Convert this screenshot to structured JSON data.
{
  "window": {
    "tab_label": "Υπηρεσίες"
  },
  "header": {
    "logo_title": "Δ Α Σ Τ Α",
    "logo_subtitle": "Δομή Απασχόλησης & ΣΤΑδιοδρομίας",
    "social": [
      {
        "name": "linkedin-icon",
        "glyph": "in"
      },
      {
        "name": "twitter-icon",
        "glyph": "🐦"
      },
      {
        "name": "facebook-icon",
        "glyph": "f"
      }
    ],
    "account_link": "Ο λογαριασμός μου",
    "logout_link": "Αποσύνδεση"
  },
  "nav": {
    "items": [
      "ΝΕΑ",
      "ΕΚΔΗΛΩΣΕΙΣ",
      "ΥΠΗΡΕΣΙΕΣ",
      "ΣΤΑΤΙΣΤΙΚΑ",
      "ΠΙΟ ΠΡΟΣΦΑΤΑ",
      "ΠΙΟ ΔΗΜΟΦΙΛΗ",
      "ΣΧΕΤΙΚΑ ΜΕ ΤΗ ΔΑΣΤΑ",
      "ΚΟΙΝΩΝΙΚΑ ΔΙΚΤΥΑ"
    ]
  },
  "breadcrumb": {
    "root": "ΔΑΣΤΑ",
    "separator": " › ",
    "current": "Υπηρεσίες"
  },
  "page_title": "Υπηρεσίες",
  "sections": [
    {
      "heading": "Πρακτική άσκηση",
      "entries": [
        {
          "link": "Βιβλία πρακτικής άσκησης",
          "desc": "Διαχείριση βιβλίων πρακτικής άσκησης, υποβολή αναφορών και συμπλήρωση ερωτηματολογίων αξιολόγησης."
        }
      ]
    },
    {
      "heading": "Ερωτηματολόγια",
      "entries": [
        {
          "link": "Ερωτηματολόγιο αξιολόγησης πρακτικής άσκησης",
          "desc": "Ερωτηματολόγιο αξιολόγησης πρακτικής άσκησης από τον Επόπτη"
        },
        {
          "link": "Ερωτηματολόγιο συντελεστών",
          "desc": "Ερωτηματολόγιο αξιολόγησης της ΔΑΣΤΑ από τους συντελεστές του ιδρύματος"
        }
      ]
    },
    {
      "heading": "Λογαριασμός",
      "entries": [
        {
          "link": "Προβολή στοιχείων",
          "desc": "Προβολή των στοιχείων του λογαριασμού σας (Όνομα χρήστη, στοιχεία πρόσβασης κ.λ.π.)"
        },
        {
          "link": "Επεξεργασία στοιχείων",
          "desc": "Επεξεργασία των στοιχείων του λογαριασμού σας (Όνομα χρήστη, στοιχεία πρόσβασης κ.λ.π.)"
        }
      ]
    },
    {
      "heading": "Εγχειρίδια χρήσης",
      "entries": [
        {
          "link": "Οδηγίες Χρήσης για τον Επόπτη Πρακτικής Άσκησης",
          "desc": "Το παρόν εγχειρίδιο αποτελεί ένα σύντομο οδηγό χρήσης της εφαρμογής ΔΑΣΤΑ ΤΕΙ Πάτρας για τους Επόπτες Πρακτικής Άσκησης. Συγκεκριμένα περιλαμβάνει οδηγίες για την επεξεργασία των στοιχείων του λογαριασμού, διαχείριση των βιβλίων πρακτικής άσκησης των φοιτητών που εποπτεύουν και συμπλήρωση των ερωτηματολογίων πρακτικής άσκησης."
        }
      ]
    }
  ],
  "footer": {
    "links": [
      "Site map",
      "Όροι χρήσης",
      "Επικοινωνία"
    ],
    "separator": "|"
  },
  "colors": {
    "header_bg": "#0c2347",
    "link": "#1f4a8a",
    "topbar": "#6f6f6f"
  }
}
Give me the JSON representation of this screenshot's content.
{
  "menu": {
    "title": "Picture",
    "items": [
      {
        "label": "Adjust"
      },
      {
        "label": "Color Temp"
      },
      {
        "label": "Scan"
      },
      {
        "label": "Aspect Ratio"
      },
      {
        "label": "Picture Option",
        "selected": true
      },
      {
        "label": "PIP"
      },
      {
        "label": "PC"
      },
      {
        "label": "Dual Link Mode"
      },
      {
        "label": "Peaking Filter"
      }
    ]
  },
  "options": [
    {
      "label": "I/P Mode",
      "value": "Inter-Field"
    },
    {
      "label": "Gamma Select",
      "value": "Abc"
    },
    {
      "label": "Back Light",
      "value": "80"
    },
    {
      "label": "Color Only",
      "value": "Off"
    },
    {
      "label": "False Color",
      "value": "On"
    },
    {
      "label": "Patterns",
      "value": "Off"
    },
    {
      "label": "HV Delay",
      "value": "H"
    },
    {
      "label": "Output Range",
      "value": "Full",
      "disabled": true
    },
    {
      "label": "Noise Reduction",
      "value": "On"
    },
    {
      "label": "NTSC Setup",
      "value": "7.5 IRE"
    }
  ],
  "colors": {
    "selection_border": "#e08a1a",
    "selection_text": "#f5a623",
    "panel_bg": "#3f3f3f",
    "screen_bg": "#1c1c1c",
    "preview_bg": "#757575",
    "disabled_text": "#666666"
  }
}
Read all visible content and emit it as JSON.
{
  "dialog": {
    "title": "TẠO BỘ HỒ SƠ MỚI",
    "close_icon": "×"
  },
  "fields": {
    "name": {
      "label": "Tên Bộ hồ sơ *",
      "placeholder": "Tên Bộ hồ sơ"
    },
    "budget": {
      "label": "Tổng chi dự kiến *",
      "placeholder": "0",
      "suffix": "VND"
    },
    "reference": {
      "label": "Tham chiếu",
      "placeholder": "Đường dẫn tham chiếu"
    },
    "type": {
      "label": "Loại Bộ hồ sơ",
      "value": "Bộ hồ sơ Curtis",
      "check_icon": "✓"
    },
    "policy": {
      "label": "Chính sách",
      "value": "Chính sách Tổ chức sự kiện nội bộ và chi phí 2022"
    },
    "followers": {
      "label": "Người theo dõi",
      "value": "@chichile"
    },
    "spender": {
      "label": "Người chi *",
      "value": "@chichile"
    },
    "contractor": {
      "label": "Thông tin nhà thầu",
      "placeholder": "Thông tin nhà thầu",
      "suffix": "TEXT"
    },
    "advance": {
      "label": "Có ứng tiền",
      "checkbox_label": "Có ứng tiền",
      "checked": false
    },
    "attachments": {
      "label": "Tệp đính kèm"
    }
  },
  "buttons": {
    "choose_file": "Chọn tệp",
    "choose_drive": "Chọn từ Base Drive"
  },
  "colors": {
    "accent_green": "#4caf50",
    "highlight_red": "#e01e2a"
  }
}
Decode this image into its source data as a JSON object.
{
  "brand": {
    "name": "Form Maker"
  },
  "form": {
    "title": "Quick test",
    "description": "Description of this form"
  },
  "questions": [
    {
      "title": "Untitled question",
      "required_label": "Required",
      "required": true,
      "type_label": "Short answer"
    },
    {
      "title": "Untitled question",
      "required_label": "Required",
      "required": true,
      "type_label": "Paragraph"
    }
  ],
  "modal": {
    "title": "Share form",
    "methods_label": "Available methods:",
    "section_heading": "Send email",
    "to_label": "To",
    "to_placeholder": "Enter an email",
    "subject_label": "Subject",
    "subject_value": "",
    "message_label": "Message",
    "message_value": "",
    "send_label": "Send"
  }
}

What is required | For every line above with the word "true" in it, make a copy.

Response to this task |
        "selected": true
      "disabled": true
      "required": true,
      "required": true,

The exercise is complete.